Insights from women who work in sport


Image via Swimming Australia

Insights from women who work in sport Leigh Russell Chief Executive Officer, Swimming Australia Swimming Australia CEO Leigh Russell is at the forefront of females working within sport.

With her feet under the desk at Swimming Australia for a year this April, Russell continues to draw on the connections and learnings from the key mentors and influencers that she has gained knowledge from during her impressive sports administration career in netball and the AFL.

Leigh sites Victoria’s first female Governor and founding chair of the Essendon Football Club’s women’s network, The Hon Linda Dessau AC, as a key role model and mentor, along with Richmond Football Club president Peggy O’Neal.

“Linda has always shown strong leadership and vision with good grace and humor, who has always made time for people around her, ensuring she 'took others with her',” Leigh says.

“And Peggy has a razor-sharp focus on what outstanding governance and leadership is and has enough patience and humility to stay on the course and achieve it.”

Leigh’s own career spans 17 years having worked across a range of influential managerial positions as the CEO of Netball Victoria and Melbourne Vixens along with people, culture and leadership roles at the Essendon and Gold Coast Suns football clubs.

A passionate proponent of women and girls participating in sport at all levels, Russell has also lived the ‘you can’t be what you can’t see’ ethos through her own projects such as the books ‘Every Girl Needs a Plan’ and ‘Game On’ and the online leadership program for women ‘The Ignition Project’ all co-authored with former Australian netballer Bianca Chatfield.

 

 

Leigh’s no-nonsense approach and ‘tell it like it is’ philosophy has allowed her to break down glass ceilings and prosper within the sporting industry. Despite her success, she has experienced many road blocks and challenges.

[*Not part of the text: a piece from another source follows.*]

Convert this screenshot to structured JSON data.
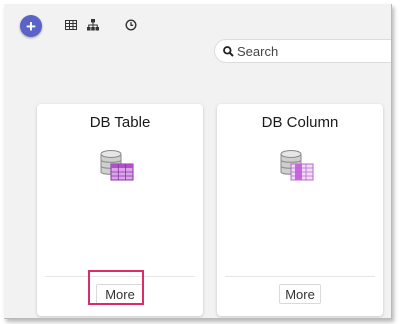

“The very traditional notion of what a leader 'looks' like has been an interesting one to navigate,” Leigh admits.

“The biggest one is the double bind - too tough and you are a bitch, too gentle and you don't have what it takes to make it.”

As CEO of a high-profile national sporting organisation that has a long and celebrated history of successful women in the sport, dating back to 1912 when swimmers Fanny Durack and Whilemina Wylie became the first Australian women to win Olympic medals at the Games in Stockholm, Russell still feels the challenges for women remain, particularly outside the pool.

“I want to never hear the sentence 'but we can't find a woman for our (board/team/committee) they are just not out there' again in sport.”

“If the Change our Game campaign can make visible the enormous contribution that women are already making to this industry and shine a light on unconscious bias that threatens to hold our industry back, then that would be a game changer.”

Leigh has the following advice to young women beginning or thinking of getting involved in the administration of sport, whether it be as a volunteer or as a career.

“Sport progression isn't linear, so embrace the adventure,” Leigh says.

“It helps to not be too caught up in job titles, position descriptions, or get too entitled. And definitely don't look over your shoulder and wonder when you are going to be caught as an impostor, but equally, learn to take feedback and see failure as a data set you can use to be successful.”

“Enjoy being part of an industry that has an impact on people's lives and the world we live in.”

 

Via Jump Media

Change Our game

Learn more about
Change Our Game

Change our Game

Learn more about
Change our Game